Two Sundays ago, AILA member Brad Thomson and I spoke at a large community gathering at the St. Mary’s Student Parish in Ann Arbor, Michigan. The event was organized by the fantastic folks at Washtenaw Interfaith Coalition for Immigrant Rights (WICIR) and was supported by a number of other community organizations.
Remember the days when reasonable people could sit down and rationally discuss opposing views on immigration policy or other issues? The dividing line tended to fall along things like, “How workable is E-verify?” or “What is a crime involving moral turpitude?” or “What is a reasonable wage floor for H-1B visas?” Debate might get animated, and you might end up agreeing to disagree, but at least people tended to avoid unabashedly racist language .
The discourse has changed. Within the past few months, we have heard the now-president-elect denigrate immigrants, insult prisoners of war, and offend an entire faith in the broadest strokes. Within the past week, we have seen the Trump transition team offer prominent positions to people who have referred to Muslims as a cancer, or who are associated with groups that freely throw around terms like “renegade Jew” and “turban toppers.” And just in the past few days, on a major network, we tuned in to hear a prominent Trump fundraiser flippantly refer to the internment of Japanese Americans as precedent for a proposed Muslim registry.
By now, it is no longer a surprise to learn that many immigration lawyers, and the clients they serve, live in certain “hostile jurisdictions,” where it is almost impossible to win an asylum case no matter the facts. In places like Atlanta, Georgia, and Charlotte, North Carolina, people seeking asylum, and the attorneys fighting for them, know they are likely going to lose no matter how strong the case, or how real the fear. Going into this kind of battle expecting to lose takes a special type of courage, and a lot of support, because as a lawyer, you know that no matter how well prepared you are, no matter how much you think the law is on your side, the deck is still stacked against you.
But the deck shouldn’t be stacked against anyone because immigration law in the United States is, after all, federal law, and as such should be applied uniformly, from California to Georgia and from New York to Florida. An asylum claim presented in a court in California should be evaluated under the same law and have the same chances of approval as an asylum claim in Georgia or North Carolina. But AILA members know that this is simply not the case. We know that, no matter the facts, the claim of an asylum seeker in a hostile jurisdiction like Georgia or North Carolina is not evaluated under the same standards as asylum seekers in the rest of the United States.

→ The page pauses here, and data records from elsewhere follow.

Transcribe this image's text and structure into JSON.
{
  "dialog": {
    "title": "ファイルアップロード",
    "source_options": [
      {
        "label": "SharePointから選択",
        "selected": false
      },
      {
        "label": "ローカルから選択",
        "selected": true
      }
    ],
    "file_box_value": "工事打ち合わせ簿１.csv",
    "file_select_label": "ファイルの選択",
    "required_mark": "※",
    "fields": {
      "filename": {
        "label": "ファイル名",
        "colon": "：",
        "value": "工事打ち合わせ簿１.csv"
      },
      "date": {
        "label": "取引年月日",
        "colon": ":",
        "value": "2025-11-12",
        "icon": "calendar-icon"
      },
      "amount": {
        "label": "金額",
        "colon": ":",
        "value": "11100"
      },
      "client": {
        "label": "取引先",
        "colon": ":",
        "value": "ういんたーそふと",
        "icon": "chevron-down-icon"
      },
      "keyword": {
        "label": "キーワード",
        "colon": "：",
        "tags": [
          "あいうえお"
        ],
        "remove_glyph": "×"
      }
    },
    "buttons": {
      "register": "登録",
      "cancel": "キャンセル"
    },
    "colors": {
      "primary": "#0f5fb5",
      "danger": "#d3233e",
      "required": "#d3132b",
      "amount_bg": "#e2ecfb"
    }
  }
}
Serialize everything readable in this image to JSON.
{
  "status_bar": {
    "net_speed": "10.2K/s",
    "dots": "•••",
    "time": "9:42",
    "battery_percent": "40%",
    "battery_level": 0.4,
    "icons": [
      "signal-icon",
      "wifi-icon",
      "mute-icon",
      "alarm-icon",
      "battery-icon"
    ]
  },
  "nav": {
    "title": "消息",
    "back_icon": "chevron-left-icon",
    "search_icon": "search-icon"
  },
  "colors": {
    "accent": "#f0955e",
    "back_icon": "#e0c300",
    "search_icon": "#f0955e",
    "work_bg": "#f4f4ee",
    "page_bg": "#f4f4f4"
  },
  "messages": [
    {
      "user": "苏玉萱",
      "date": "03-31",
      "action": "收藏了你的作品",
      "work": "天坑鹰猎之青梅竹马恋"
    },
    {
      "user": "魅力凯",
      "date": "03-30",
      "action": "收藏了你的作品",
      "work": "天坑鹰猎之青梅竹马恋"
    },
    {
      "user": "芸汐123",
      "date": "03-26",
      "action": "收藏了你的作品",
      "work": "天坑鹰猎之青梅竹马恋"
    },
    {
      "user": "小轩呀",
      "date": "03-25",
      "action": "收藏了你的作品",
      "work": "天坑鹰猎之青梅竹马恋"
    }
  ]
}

Solo practitioners and small law offices know that understanding the law and knowing where to find the law is only 50% of practice. The lawyer must also be the marketer, the paralegal, the accountant, the auditor, and the customer service representative, all of which involve skills that are not taught at most law schools. When these administrative tasks impact an attorney’s ability to provide quality services, that business is having a “practice-attack.”
When I started my practice five years ago, I needed to first find resources and mentors to help me establish a solid foundation upon which my (hopefully) wildly successful practice would be built. What I discovered, though, is that you don’t just need to think about the administrative and operational side of things when you start; it’s a continuing requirement for a solo practitioner. And as my practice continues to grow, in addition to being on top of the most recent policy updates, I also need to ensure I’m on the cutting edge of technology and business procedures.